Alicia:  If I could only choose two, I would choose “You’ve Changed” and “I’ll Be There”. “You’ve Changed” is an old standard that I truly fell in love with a few years ago. I heard a cover of it on American Idol and from then, searched until I found the track that I needed. It’s sad and sultry at the same time. So old fashioned but powerful especially in the ending. “I’ll be there” is my show stopper. I like to do the Mariah Carey Version which in fact is a cover ironically but this is a hypothetical question so I am changing the rules a little. This song is an all in one package deal. Everyone knows the song, it’s powerful, and its message is strong. It’s a song everyone can relate to. It is a duet, however. I love duets! I would have to have a strong male singer to help me bring that song to life.

SBS:  If it WASN’T an election-year Alicia…I promise you I’d have tried harder to keep politics out of it…BUT…it IS, and here we are, days away from the US election.  You live in Florida…a state we all know plays an important role in the overall structure of how voting works in the US.  We’re a long way away from you here in Canada…so…Alicia, tell us…what is it like to be alive in a time like this in the US?  Do you feel like the future is an optimistic one based on how you think the election will play out?  Will it have any effect whatsoever on the music you make, play, write or record – or are politics & music two completely separate entities for you personally?  More importantly – do you feel that it’s important to BE on one side of the fence or the other in this election and that people lay that info on the table?<3333

Alicia:  I would have to say music and politics are two completely different entities in my personality. I tend to look optimistically on most things.

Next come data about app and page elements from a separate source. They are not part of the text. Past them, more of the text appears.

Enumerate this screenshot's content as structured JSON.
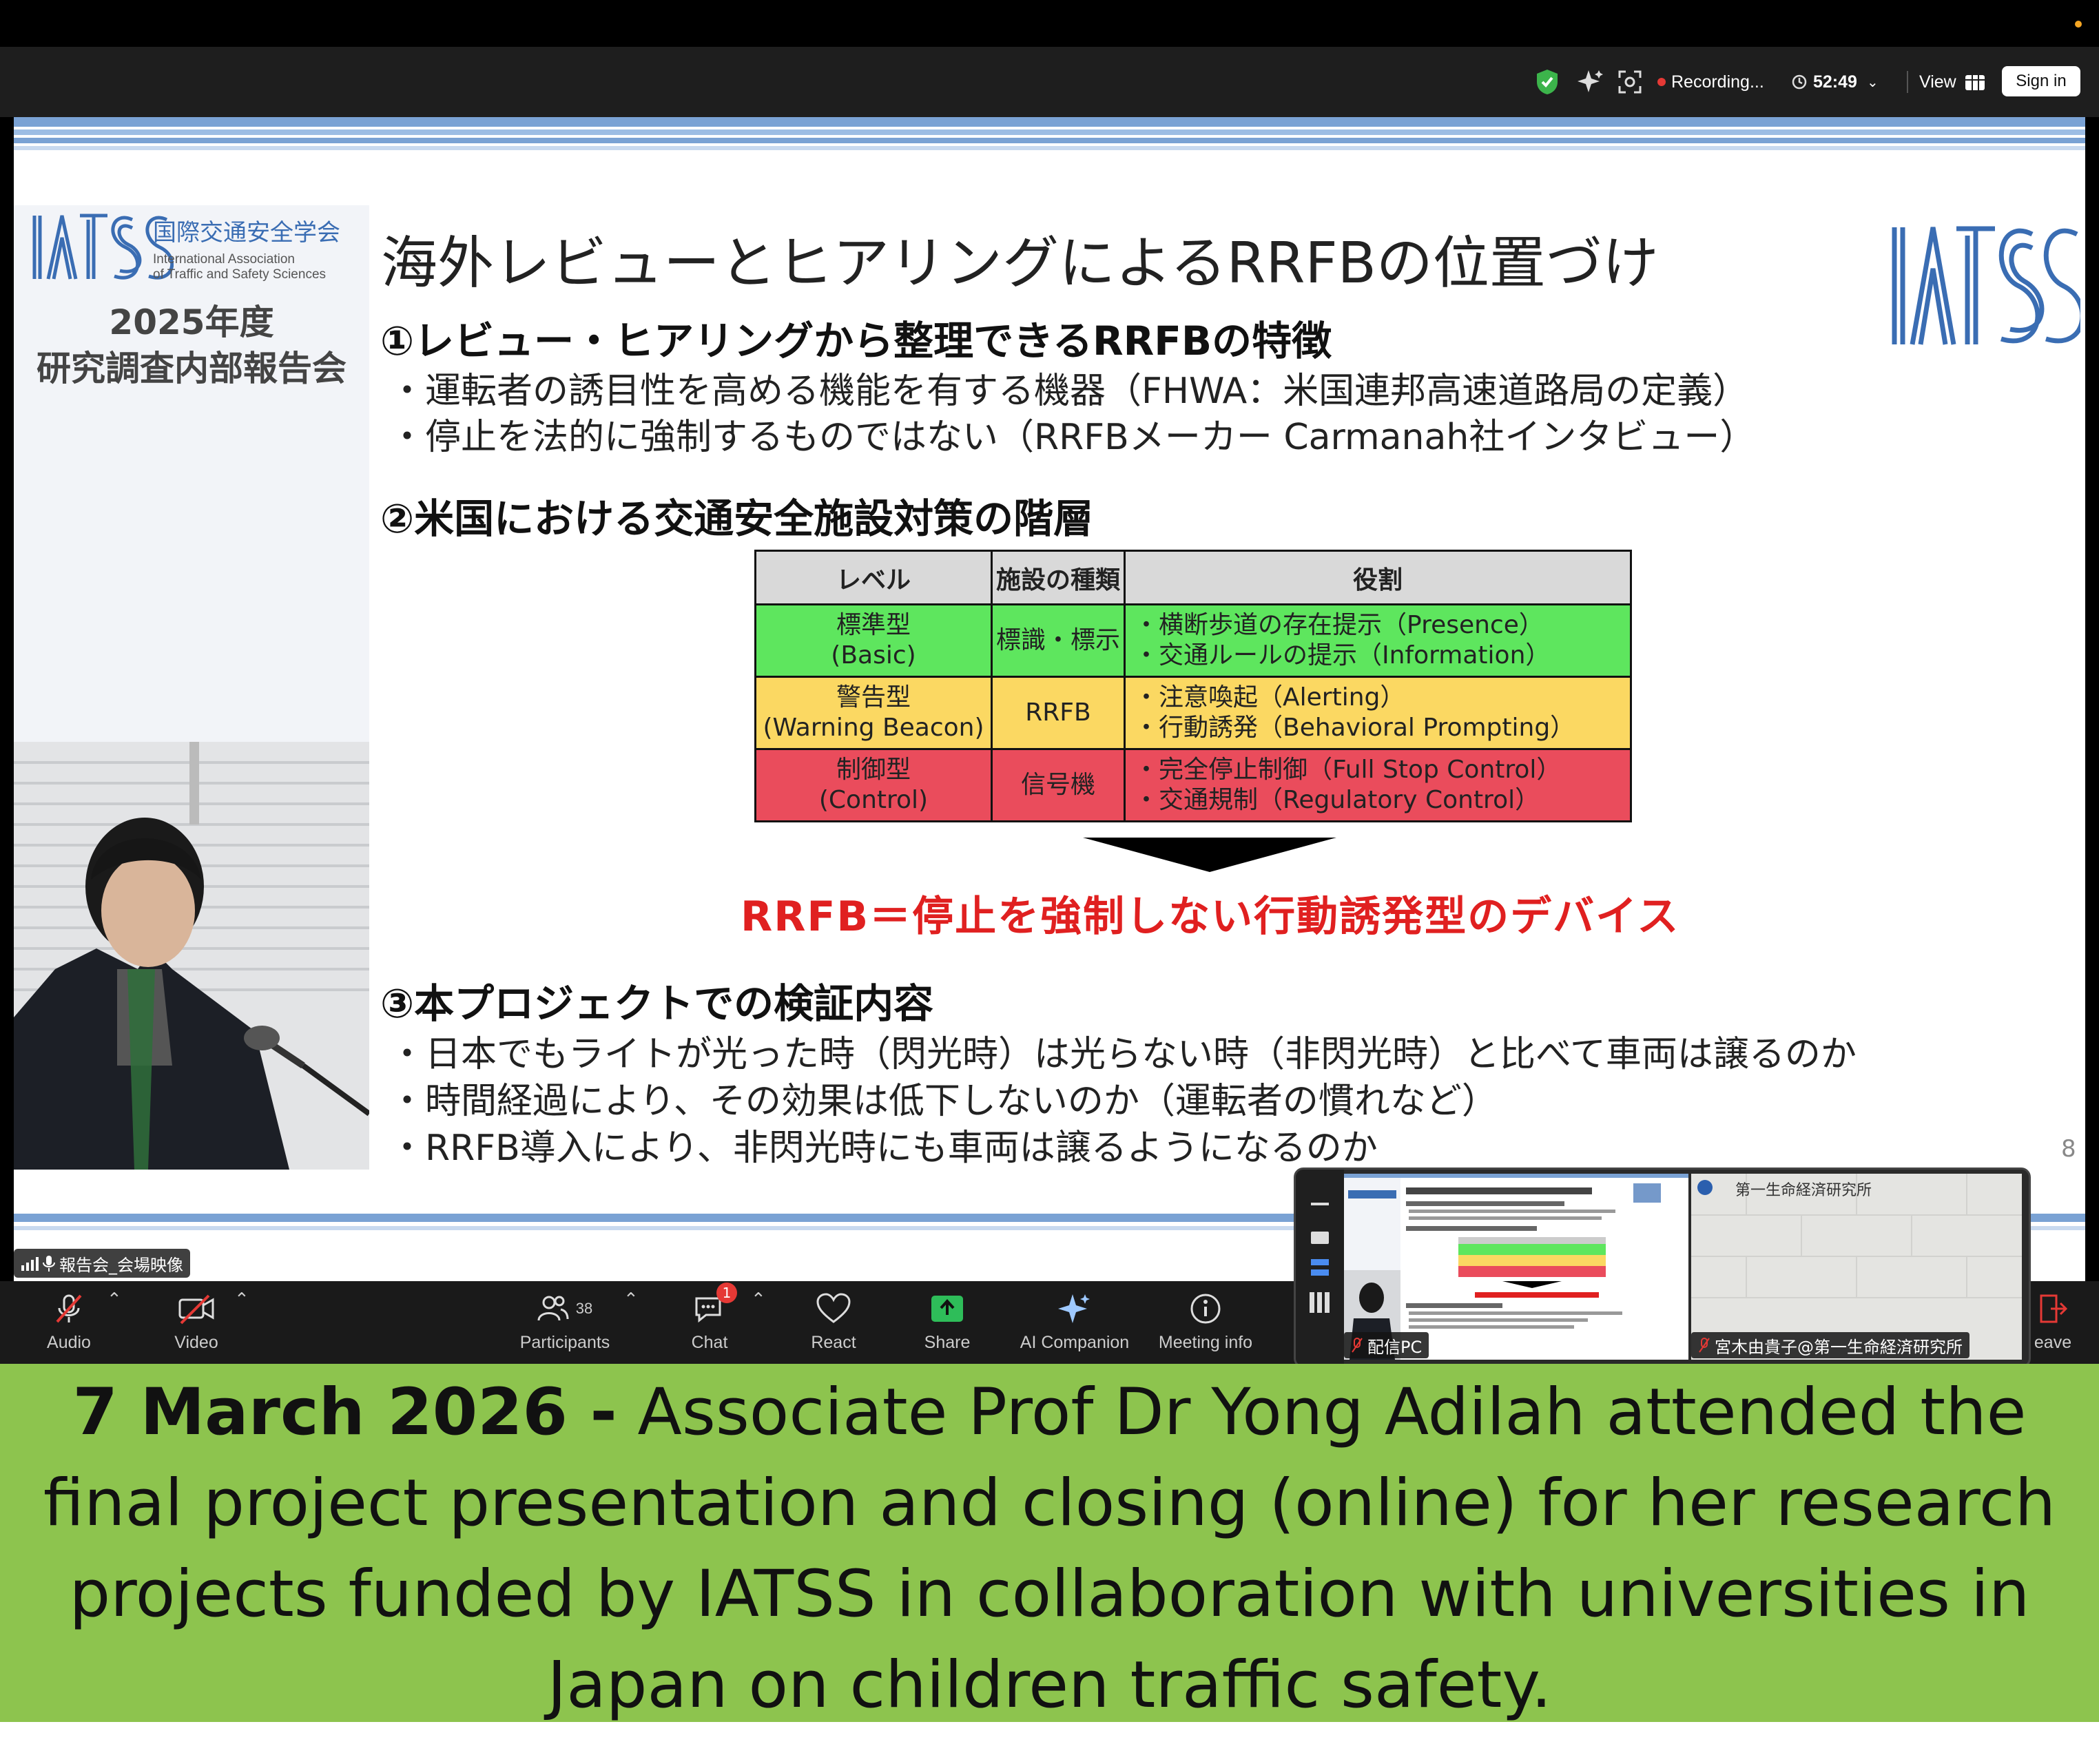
{
  "zoom": {
    "recording_label": "Recording...",
    "timer": "52:49",
    "view_label": "View",
    "signin_label": "Sign in",
    "accent_green": "#3cb44b",
    "recording_color": "#e53935"
  },
  "slide": {
    "org_jp": "国際交通安全学会",
    "org_en_1": "International Association",
    "org_en_2": "of Traffic and Safety Sciences",
    "year_label": "2025年度",
    "report_label": "研究調査内部報告会",
    "title": "海外レビューとヒアリングによるRRFBの位置づけ",
    "section1_heading": "①レビュー・ヒアリングから整理できるRRFBの特徴",
    "section1_bullets": [
      "・運転者の誘目性を高める機能を有する機器（FHWA：米国連邦高速道路局の定義）",
      "・停止を法的に強制するものではない（RRFBメーカー Carmanah社インタビュー）"
    ],
    "section2_heading": "②米国における交通安全施設対策の階層",
    "table": {
      "headers": [
        "レベル",
        "施設の種類",
        "役割"
      ],
      "rows": [
        {
          "level_1": "標準型",
          "level_2": "(Basic)",
          "type": "標識・標示",
          "role_1": "・横断歩道の存在提示（Presence）",
          "role_2": "・交通ルールの提示（Information）",
          "color": "#5ee65e"
        },
        {
          "level_1": "警告型",
          "level_2": "(Warning Beacon)",
          "type": "RRFB",
          "role_1": "・注意喚起（Alerting）",
          "role_2": "・行動誘発（Behavioral Prompting）",
          "color": "#fbd862"
        },
        {
          "level_1": "制御型",
          "level_2": "(Control)",
          "type": "信号機",
          "role_1": "・完全停止制御（Full Stop Control）",
          "role_2": "・交通規制（Regulatory Control）",
          "color": "#ea4c5c"
        }
      ]
    },
    "conclusion": "RRFB＝停止を強制しない行動誘発型のデバイス",
    "section3_heading": "③本プロジェクトでの検証内容",
    "section3_bullets": [
      "・日本でもライトが光った時（閃光時）は光らない時（非閃光時）と比べて車両は譲るのか",
      "・時間経過により、その効果は低下しないのか（運転者の慣れなど）",
      "・RRFB導入により、非閃光時にも車両は譲るようになるのか"
    ],
    "page_number": "8",
    "video_name_tag": "報告会_会場映像"
  },
  "controls": {
    "audio": "Audio",
    "video": "Video",
    "participants": "Participants",
    "participants_count": "38",
    "chat": "Chat",
    "chat_badge": "1",
    "react": "React",
    "share": "Share",
    "ai_companion": "AI Companion",
    "meeting_info": "Meeting info",
    "leave_partial": "eave"
  },
  "pip": {
    "left_label": "配信PC",
    "right_label": "宮木由貴子@第一生命経済研究所",
    "right_org": "第一生命経済研究所"
  },
  "caption": {
    "date": "7 March 2026 -",
    "text": " Associate Prof Dr Yong Adilah attended the final project presentation and closing (online) for her research projects funded by IATSS in collaboration with universities in Japan on children traffic safety.",
    "background": "#8dc44e"
  }
}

I am pleased with some decisions that have come to turn recently including same sex marriages. Such a long battle that has finally been won. Full supporter of the LGBT community.

I think it is important to have opinions and to voice those opinions. I think it is important to fight for things you believe in or don’t believe in. I do, however, think people get out of hand too often. I don’t think there truly is a fence to be on sides of. Yes, there were two main candidates but there is so much more than that. Politics are something I tend to keep private. It’s not worth losing supporters or friends because of a tiny disagreement. Religion is the same way for me.

SBS:  Alicia I sincerely want to say thank you for doing this interview with us.  Everything I’ve seen, read & heard shows you truly embody the inspiration and freedom of music…and combined with your courageous ways of going after the biggest notes that can possibly be sung – you’ve got a strong future ahead of you I’m sure.  So again – thank-you, it’s truly been an honor and a privilege.

We have a long-standing tradition of offering our guests the ‘SBS Open Floor’ at the end of our interviews and let you mention, say or talk about anything else you wanted to or that we didn’t cover this time around in the interview – anything at all…all up to you!  All the best to you Alicia – cheers!

Alicia:  I want to thank you for such lovely complements and for taking the time to interview me. It is truly an honor. I do not have anything to add except it is beautiful up there, cold in July in the evenings, Tim Hortons coffee is the best, and Poutine is the best invention ever. I look forward to visiting your beautiful country again. Hopefully, we can do this again 😉

Find out more about Alicia Seymour at her official site at:

We’ve got questions, you’ve got answers – be our next interview guest at sleepingbagstudios by clicking here!


"I’m passionate about what I do, and just as passionate about what YOU do. Together, we can get your music into the hands of the people that should have it. Let’s create something incredible."

Send this to a friend